Professor Wolffsohn noted that Mask Associated Dry Eye is linked to a flow of air being directed over the ocular surface by the mask increasing evaporation and therefore disrupting the homeostasis of the tear film.
“This could be exacerbated in contact lens wearers, especially those wearing lenses with a high water content,” he added.
“A well-fitting mask around the nose, application of ‘surgical’ tape to hold the top of the mask against the skin and the use of artificial tears are remedies that can be discussed with your patients,” Professor Wolffsohn said.
Johnson and Johnson Vision (JJV) professional education and development manager for UK and Ireland, Sheetal Patel, highlighted that contact lens category had remained “relatively resilient” compared to many other sectors.
“There was an initial impact as lockdown was imposed and then there has been an encouraging recovery as practices have reopened. The fact that direct debit subscription is so prevalent has protected sales to a significant degree,” she said.
Cash sales of contact lenses was the area that was most affected, while those who changed subscriptions as a result of COVID-19 generally tended to suspend rather than cancel their subscription.
“It is encouraging to note as it means that patients are still interested in remaining contact lens wearers although perceived demand or occasions for wear may have reduced during the pandemic,” Ms Patel explained.
When asked how lifestyle changes linked to the pandemic have affected contact lens wear, Ms Patel observed that reduced occasions for wearing contact lenses has had an impact on wearer behaviour.
However, there are instances where contact lenses are more favourable than spectacles because of the need to wear masks in certain environments.
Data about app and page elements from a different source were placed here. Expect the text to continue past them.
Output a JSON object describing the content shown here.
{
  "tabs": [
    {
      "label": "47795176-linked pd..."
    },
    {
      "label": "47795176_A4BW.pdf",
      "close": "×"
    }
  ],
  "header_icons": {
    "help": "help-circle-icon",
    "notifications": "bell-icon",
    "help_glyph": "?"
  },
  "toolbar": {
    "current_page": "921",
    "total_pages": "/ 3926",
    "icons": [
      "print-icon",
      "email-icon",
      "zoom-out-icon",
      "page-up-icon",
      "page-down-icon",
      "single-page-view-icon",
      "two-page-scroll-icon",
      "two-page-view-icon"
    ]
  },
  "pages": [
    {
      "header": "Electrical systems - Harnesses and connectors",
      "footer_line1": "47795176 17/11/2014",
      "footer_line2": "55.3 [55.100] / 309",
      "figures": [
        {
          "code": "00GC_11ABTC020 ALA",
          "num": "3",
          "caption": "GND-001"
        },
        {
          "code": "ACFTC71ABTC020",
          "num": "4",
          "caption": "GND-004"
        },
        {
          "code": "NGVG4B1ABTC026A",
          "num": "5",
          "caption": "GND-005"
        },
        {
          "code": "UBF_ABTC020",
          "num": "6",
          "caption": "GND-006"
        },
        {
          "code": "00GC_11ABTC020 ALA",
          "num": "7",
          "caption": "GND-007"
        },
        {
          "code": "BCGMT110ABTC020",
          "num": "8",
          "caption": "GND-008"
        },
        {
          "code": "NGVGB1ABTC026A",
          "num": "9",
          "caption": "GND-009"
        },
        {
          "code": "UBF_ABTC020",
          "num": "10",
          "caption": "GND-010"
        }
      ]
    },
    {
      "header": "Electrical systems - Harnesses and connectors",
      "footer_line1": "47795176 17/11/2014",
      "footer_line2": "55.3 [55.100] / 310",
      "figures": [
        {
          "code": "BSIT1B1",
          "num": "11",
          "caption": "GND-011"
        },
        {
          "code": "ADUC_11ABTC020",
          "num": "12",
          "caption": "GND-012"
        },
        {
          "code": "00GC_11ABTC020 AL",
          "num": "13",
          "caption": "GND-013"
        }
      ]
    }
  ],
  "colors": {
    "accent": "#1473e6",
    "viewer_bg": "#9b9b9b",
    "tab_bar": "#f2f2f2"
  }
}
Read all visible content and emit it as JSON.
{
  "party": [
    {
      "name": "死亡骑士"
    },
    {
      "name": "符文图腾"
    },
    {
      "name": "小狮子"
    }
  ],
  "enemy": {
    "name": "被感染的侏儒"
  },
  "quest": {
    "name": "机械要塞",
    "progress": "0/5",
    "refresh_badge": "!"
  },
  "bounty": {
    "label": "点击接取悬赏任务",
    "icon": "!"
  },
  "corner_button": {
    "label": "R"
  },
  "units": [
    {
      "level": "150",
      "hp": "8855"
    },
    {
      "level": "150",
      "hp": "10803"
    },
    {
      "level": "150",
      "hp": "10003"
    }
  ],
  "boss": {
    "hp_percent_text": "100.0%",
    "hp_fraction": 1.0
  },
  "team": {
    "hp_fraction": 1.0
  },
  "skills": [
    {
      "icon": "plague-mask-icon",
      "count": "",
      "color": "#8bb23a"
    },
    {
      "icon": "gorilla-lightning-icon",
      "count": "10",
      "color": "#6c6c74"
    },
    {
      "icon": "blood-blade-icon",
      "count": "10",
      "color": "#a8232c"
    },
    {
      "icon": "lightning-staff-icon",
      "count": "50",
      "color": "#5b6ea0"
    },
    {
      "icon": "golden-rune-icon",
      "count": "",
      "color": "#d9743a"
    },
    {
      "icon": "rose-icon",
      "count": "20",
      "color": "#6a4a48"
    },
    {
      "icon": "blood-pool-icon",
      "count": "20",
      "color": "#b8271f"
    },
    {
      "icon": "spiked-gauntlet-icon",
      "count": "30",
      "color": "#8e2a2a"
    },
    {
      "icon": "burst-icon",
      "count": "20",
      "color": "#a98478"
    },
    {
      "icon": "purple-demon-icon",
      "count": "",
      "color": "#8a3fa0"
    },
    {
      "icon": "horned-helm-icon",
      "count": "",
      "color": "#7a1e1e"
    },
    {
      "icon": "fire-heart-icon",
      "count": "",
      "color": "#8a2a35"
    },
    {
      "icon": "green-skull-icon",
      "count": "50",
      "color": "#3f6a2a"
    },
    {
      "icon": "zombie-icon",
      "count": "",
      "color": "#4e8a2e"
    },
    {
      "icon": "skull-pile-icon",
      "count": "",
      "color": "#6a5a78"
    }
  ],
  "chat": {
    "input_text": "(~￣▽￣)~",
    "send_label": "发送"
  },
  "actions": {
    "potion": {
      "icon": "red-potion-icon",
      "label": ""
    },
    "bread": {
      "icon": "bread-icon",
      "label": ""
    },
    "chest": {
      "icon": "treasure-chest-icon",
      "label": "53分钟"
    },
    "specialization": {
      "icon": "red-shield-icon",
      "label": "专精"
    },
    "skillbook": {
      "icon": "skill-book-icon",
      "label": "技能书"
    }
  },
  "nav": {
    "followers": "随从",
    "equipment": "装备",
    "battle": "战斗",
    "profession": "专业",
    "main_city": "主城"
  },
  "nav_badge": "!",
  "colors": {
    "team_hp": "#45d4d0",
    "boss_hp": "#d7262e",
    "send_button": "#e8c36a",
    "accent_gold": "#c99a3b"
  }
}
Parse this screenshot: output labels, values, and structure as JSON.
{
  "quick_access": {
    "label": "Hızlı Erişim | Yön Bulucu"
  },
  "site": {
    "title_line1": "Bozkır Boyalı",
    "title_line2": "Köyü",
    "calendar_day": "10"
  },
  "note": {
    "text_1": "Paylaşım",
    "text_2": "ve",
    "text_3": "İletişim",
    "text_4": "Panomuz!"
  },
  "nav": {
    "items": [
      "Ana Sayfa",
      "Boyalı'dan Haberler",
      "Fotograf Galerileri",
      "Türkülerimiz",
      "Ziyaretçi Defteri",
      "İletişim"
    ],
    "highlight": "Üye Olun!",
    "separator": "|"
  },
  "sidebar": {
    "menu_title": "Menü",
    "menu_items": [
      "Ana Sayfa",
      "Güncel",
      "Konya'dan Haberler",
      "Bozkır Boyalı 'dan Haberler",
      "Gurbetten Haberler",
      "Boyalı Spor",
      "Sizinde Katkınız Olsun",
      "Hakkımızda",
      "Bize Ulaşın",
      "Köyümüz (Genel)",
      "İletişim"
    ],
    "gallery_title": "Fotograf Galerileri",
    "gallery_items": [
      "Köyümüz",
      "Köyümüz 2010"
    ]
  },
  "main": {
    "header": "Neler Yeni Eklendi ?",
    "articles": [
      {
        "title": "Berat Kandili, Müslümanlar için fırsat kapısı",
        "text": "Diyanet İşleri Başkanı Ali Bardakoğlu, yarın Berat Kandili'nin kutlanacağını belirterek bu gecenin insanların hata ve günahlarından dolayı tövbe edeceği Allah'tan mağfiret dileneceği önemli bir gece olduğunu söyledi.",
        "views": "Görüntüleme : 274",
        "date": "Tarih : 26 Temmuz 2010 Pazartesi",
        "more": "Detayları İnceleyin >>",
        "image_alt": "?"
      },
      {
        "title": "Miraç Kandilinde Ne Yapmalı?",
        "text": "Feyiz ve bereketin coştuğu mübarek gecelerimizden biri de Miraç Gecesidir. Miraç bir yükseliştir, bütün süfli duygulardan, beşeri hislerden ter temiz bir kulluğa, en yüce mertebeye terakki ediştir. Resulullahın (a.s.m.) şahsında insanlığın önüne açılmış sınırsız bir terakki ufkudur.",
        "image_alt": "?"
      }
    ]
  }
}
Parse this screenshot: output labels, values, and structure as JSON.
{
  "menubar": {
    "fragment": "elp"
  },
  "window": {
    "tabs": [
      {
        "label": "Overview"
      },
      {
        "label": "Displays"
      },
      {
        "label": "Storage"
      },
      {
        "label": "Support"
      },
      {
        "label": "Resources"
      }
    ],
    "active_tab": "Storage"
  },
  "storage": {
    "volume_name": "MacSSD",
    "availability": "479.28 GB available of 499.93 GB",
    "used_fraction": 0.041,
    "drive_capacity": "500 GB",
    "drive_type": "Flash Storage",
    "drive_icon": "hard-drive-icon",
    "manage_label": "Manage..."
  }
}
She emphasised the importance of eye care professionals talking to patients about the broader benefits of contact lenses in daily activities – not just for big occasions and socialising.
Everyday activities, such as exercise, virtual calls, gardening and hobbies, are often better with contact lenses, Ms Patel observed.
She noted that while there is a backlog of eye examinations as a result of the pandemic, contact lenses are still an important consideration for practices and patients.
“Providing patients with the opportunity for dual wear ensures that not only do they benefit from recommendations based on their unique needs, but businesses also benefit from offering more than one optical solution,” Ms Patel said.
4. Offering more with qualifications
With more eye conditions being managed in the community to ease the burden on secondary care, many optometrists have embarked on further study to enhance their clinical skillset.
For locums, additional qualifications are part of the value that they bring to a business and may assist in securing work in practices that offer extended eye care services.
She noted that these clinical skills help to build closer working relationships with ophthalmologists and ensure that optometrists are offering the best possible care to patients.
Undertaking further qualifications also helps patients to realise that an optometrist’s role is broader than ‘just glasses,’ Ms Patel added.
“I have a better understanding and ability to engage with patients about their hospital eye care and explain referral processes and treatments,” she said.
Locum Craig McCoy qualified as an independent prescribing (IP) optometrist in 2017 and completed his professional certificate in glaucoma in 2019.
The experience and training he gained through IP has helped to build Mr McCoy’s confidence in managing pathology – which he particularly values as he is often working alone.
“A big part of the course is making management plans that others can follow, though I try never to leave work for someone else to manage if I can avoid it,” he said.
Locum Hassnain Safdar noted that the pandemic has acted as a catalyst for many optometrists to upskill.
“For me, this pandemic has reminded me that the future is highly unpredictable and to make the most of the time at hand,” he shared.
This has led Mr Safdar to pursue an independent prescribing qualification which he has started through the University of Hertfordshire.